- Act LXXVIII of 1993 on the renting and selling of housing and premises (art. 23. (2))
Can the tenants suspend the rent because they cannot use the rental unit during the pandemic?
There are no specific rules in the law regarding the suspension of the rental relationship, so in this case again what was agreed in the rental contract should apply.
By mutual agreement (as stated under 1.) the rental contract can be changed at any time. So the parties can agree on what to do with the rental unit and the rent until the tenant cannot live in it due to the pandemic.
Rentals belonging to the municipality can be an exception from this. Municipalities can make it a condition that the tenant must live in the rental unit habitually. In case the tenant cannot live in the flat habitually because of the pandemic situation, it is advisable to contact the municipality to get information about the possible consequences.
- Act V on the Civil Code (art. 6:191)
- Act LXXVIII of 1993 on the renting and selling of housing and premises (art. 3. (2))
Can the tenants suspend the rental relationship if they cannot use the rental property (regulations regarding non-residential premises)?

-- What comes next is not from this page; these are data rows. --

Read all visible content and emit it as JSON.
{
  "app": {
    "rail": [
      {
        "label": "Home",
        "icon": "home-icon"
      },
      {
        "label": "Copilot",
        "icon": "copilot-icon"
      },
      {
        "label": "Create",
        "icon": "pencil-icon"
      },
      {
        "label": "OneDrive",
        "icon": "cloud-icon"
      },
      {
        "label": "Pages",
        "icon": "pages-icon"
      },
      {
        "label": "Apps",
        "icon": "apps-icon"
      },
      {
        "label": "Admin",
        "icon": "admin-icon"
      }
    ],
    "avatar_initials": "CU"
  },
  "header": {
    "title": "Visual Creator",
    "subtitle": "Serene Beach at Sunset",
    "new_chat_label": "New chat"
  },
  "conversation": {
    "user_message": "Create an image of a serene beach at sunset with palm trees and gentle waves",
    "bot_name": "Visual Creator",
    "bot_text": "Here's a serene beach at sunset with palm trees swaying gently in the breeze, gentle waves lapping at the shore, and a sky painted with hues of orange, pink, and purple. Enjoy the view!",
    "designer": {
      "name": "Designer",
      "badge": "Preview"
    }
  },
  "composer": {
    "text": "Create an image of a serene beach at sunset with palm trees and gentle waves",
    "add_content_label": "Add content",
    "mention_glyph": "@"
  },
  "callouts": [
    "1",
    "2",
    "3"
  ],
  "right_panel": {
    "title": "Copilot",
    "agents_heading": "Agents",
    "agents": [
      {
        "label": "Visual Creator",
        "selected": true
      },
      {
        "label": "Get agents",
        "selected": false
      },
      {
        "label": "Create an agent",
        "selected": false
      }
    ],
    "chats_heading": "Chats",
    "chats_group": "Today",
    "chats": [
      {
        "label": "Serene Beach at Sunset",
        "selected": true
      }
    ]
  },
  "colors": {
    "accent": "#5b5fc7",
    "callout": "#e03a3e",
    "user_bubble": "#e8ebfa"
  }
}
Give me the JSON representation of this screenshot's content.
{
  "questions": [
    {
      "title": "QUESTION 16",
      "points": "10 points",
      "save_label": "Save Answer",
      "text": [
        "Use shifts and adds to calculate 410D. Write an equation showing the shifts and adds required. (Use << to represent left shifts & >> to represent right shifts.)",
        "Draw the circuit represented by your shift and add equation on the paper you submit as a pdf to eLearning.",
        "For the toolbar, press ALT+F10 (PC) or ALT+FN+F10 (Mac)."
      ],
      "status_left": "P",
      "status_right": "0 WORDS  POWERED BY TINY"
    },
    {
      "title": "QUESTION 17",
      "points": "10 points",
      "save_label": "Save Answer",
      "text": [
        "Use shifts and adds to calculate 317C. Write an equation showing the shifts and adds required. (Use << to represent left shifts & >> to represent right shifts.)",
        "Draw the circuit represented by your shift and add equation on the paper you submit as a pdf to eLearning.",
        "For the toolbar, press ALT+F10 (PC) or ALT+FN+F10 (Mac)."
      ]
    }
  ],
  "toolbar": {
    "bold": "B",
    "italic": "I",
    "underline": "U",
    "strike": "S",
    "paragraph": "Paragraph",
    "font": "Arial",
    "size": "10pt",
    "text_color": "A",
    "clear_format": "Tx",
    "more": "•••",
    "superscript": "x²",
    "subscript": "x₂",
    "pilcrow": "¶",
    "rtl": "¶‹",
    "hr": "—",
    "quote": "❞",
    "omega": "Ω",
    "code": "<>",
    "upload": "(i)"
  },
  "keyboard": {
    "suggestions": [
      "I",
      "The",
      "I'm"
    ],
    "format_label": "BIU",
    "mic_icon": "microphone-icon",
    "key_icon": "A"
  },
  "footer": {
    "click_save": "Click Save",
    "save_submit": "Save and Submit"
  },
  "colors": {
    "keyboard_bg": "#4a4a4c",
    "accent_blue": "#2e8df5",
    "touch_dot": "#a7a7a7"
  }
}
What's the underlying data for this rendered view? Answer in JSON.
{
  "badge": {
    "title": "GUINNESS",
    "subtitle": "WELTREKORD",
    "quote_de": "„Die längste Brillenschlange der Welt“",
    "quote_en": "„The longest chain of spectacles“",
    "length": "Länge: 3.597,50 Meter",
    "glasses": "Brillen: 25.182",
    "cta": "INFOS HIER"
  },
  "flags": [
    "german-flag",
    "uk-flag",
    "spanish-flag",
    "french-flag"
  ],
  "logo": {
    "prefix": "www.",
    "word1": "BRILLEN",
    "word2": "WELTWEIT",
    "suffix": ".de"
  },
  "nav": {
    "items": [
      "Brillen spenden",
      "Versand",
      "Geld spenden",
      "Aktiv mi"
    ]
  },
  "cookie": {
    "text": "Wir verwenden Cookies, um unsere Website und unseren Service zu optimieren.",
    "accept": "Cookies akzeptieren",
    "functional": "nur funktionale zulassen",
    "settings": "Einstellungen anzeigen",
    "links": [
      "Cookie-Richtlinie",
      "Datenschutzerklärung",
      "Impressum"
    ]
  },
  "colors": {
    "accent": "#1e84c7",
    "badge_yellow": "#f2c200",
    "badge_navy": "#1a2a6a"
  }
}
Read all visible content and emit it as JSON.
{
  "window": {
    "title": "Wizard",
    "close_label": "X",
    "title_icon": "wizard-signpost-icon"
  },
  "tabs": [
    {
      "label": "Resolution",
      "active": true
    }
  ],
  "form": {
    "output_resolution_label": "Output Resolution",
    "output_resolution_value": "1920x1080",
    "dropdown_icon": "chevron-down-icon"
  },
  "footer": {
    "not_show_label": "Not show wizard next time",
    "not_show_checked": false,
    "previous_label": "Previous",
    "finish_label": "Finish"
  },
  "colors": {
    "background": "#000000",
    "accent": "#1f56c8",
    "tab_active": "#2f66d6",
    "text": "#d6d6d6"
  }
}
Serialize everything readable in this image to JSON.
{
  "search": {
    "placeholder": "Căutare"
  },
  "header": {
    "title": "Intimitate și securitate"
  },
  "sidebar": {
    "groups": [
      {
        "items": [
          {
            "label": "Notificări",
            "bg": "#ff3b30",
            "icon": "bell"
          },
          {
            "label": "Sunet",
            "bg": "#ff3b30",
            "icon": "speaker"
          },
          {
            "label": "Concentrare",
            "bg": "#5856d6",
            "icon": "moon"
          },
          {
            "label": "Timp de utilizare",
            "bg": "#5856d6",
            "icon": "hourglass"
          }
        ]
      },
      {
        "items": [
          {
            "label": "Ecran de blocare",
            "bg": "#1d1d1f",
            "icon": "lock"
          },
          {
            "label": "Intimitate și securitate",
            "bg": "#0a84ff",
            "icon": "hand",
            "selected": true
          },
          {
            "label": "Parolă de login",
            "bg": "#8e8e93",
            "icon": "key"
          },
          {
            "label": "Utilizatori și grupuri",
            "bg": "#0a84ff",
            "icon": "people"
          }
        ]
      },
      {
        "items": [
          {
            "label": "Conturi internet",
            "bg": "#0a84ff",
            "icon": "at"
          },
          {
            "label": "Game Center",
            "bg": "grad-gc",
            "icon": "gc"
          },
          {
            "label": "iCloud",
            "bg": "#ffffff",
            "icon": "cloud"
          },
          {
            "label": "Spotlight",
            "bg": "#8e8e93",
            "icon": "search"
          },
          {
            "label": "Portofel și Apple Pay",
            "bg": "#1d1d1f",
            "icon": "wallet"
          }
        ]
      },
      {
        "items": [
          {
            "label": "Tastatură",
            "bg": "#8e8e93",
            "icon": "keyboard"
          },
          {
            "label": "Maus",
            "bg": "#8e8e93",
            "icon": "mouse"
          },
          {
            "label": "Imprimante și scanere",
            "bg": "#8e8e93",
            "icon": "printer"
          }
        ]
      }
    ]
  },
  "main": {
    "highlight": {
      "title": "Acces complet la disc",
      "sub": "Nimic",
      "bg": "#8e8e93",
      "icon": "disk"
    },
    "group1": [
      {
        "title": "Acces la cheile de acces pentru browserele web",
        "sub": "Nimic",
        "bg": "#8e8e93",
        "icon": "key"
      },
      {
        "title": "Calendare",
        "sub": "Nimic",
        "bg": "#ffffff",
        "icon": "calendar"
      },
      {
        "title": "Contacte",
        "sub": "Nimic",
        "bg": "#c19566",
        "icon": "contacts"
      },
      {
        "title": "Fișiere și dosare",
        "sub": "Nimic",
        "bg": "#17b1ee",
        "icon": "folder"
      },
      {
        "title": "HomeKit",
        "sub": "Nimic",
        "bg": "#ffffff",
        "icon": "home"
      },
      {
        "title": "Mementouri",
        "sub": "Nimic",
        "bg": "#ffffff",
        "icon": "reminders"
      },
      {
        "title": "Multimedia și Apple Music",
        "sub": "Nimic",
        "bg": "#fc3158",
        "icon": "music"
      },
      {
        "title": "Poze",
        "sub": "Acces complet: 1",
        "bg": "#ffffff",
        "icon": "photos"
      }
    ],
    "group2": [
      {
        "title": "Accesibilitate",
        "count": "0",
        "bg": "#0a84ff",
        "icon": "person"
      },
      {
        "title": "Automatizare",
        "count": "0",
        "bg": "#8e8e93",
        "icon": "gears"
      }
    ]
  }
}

The suspension of rent in case of non-residential premises should be based on the agreement between the renter and the lesser. In case of municipality owned non-residential premises, the local municipality decrees regulate the suspension. So that needs to be taken into account. Additionally the parties can also at any time modify the rental contract by mutual agreement, and can decide to terminate the rent.
- Act V on the Civil Code (art. 6:191)
- Act LXXVIII of 1993 on the renting and selling of housing and premises (art. 36. (2), art. 37.)
What can the landlord/owner do according to the modified rules if the tenant fails to pay the rent?
There are no provisions regulating this question in the government decrees brought since the introduction of the “state of danger”, so the landlord/owner can terminate the rental contract in case of non-payment still based on the relevant parts of the Act on Housing (art. 25.). In case the tenant fails to give the rental property back to the possession of the landlord/owner after the termination of the contract, they will be obliged to pay “user fees”.
What can a tenant do if the landlord/owner calls on the tenant to leave the rental unit, despite paying on time or not having any other extraordinary reason to terminate the rental agreement?
The tenant can inform the landlord/owner that leaving the rental unit can only take place as it is regulated by the general rules. Accordingly, the landlord/owner can only terminate the rental contract in writing, giving deadlines with regard to the type of the contract (fixed or non-fixed term), and with reference to reasons listed in the law or in the rental contract. The tenant can only be called upon to leave the rental unit after this.
Restrictions on movement: I am not registered at the address where I actually live, what will happen now?
The government decree regulating the restrictions on the freedom of movement raises more questions than it answers. The Streetlawyers see several problems regarding this decree, and thus have no concept yet how it will be applied in practice. We will get more answers to that dilemma in the coming days. We, however, would advise those who don’t actually live at their official address or their official place of residence to always carry a copy of their rental contract with them, so that they can prove that they live in the neighbourhood in case of a potential check up.
- Government decree no. 71/2020 (III. 27.) on the restrictions on movement outside
I would like to move to another place. Do I violate the restrictions on movement with moving places?
No. According to the government decree, one can leave their home for the sake of personal business, and we consider moving to fall under that category.
- Government decree no. 71/2020 (III. 27.) on the restrictions on movement outside (art. 4. (1) (r))
The Streetlawyer Association provides free legal aid to homeless people and people living in housing poverty. In case your housing situation becomes uncertain or you experience any kind of legal violation or abuse, please contact us: